▶ _EXERCISE GOAL_
Locate the word "place" in the data below, then copy every line that holds it.

▶ _DATASET RECORDS_
..........

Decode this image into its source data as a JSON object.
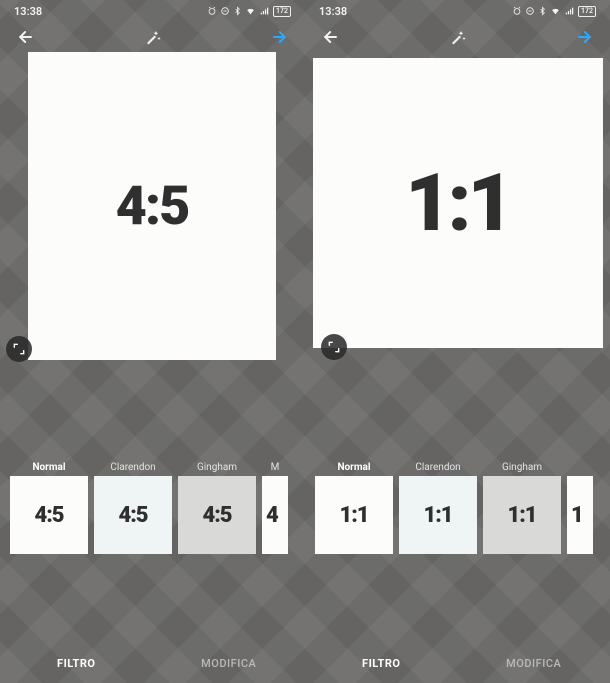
{
  "status": {
    "time": "13:38",
    "battery": "172"
  },
  "left": {
    "ratio_label": "4:5",
    "filters": {
      "normal": "Normal",
      "clarendon": "Clarendon",
      "gingham": "Gingham",
      "moon": "M",
      "thumb_text": "4:5",
      "moon_thumb_text": "4"
    }
  },
  "right": {
    "ratio_label": "1:1",
    "filters": {
      "normal": "Normal",
      "clarendon": "Clarendon",
      "gingham": "Gingham",
      "moon": "",
      "thumb_text": "1:1",
      "moon_thumb_text": "1"
    }
  },
  "tabs": {
    "filter": "FILTRO",
    "edit": "MODIFICA"
  }
}
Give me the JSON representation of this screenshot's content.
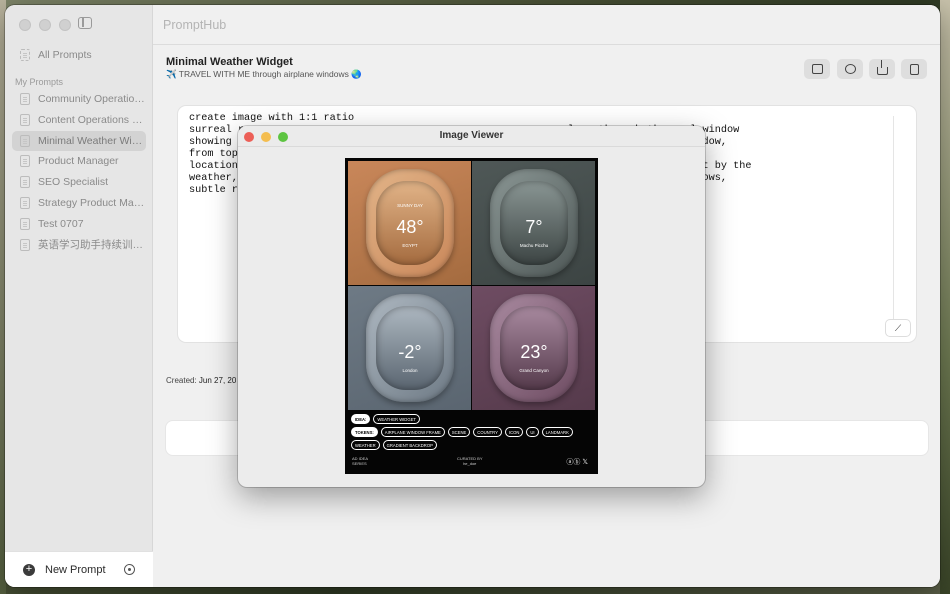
{
  "app": {
    "title": "PromptHub"
  },
  "sidebar": {
    "all_prompts": "All Prompts",
    "section": "My Prompts",
    "items": [
      {
        "label": "Community Operation..."
      },
      {
        "label": "Content Operations S..."
      },
      {
        "label": "Minimal Weather Wid..."
      },
      {
        "label": "Product Manager"
      },
      {
        "label": "SEO Specialist"
      },
      {
        "label": "Strategy Product Man..."
      },
      {
        "label": "Test 0707"
      },
      {
        "label": "英语学习助手持续训练版"
      }
    ],
    "active_index": 2,
    "new_prompt": "New Prompt"
  },
  "header": {
    "title": "Minimal Weather Widget",
    "subtitle": "✈️ TRAVEL WITH ME  through airplane windows 🌏",
    "actions": [
      "image-icon",
      "compass-icon",
      "share-icon",
      "copy-icon"
    ]
  },
  "editor": {
    "lines": [
      "create image with 1:1 ratio",
      "surreal r                                                   color, through the oval window",
      "showing                                                     ace on the center of window,",
      "from top                                                    t weight font, and small",
      "location                                                    s, the window will affect by the",
      "weather,                                                    ural lighting, soft shadows,",
      "subtle re"
    ],
    "action_icon": "magic-wand-icon"
  },
  "meta": {
    "created_label": "Created:",
    "created_value": "Jun 27, 20"
  },
  "viewer": {
    "title": "Image Viewer",
    "traffic_colors": [
      "#ec5f57",
      "#f4bd4f",
      "#5dc441"
    ],
    "poster": {
      "tiles": [
        {
          "temp": "48°",
          "top": "SUNNY DAY",
          "place": "EGYPT",
          "colors": [
            "#c9875a",
            "#e2b488",
            "#a46b3f"
          ]
        },
        {
          "temp": "7°",
          "top": "",
          "place": "Machu Picchu",
          "colors": [
            "#4f5857",
            "#8a9694",
            "#3c4443"
          ]
        },
        {
          "temp": "-2°",
          "top": "",
          "place": "London",
          "colors": [
            "#6e7a85",
            "#aeb8c1",
            "#5a6570"
          ]
        },
        {
          "temp": "23°",
          "top": "",
          "place": "Grand Canyon",
          "colors": [
            "#6e4c62",
            "#a98aa0",
            "#553a4b"
          ]
        }
      ],
      "tag_rows": [
        {
          "head": "IDEA:",
          "tags": [
            "WEATHER WIDGET"
          ]
        },
        {
          "head": "TOKENS:",
          "tags": [
            "AIRPLANE WINDOW FRAME",
            "SCENE",
            "COUNTRY",
            "ICON",
            "UI",
            "LANDMARK",
            "WEATHER",
            "GRADIENT BACKDROP"
          ]
        }
      ],
      "footer_left": "AD IDEA\nSERIES",
      "footer_center": "CURATED BY\nhe_doe",
      "footer_right": "ⓐⓑ 𝕏"
    }
  }
}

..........

▶ _TASK RESULT_
          "place": "EGYPT",
          "place": "Machu Picchu",
          "place": "London",
          "place": "Grand Canyon",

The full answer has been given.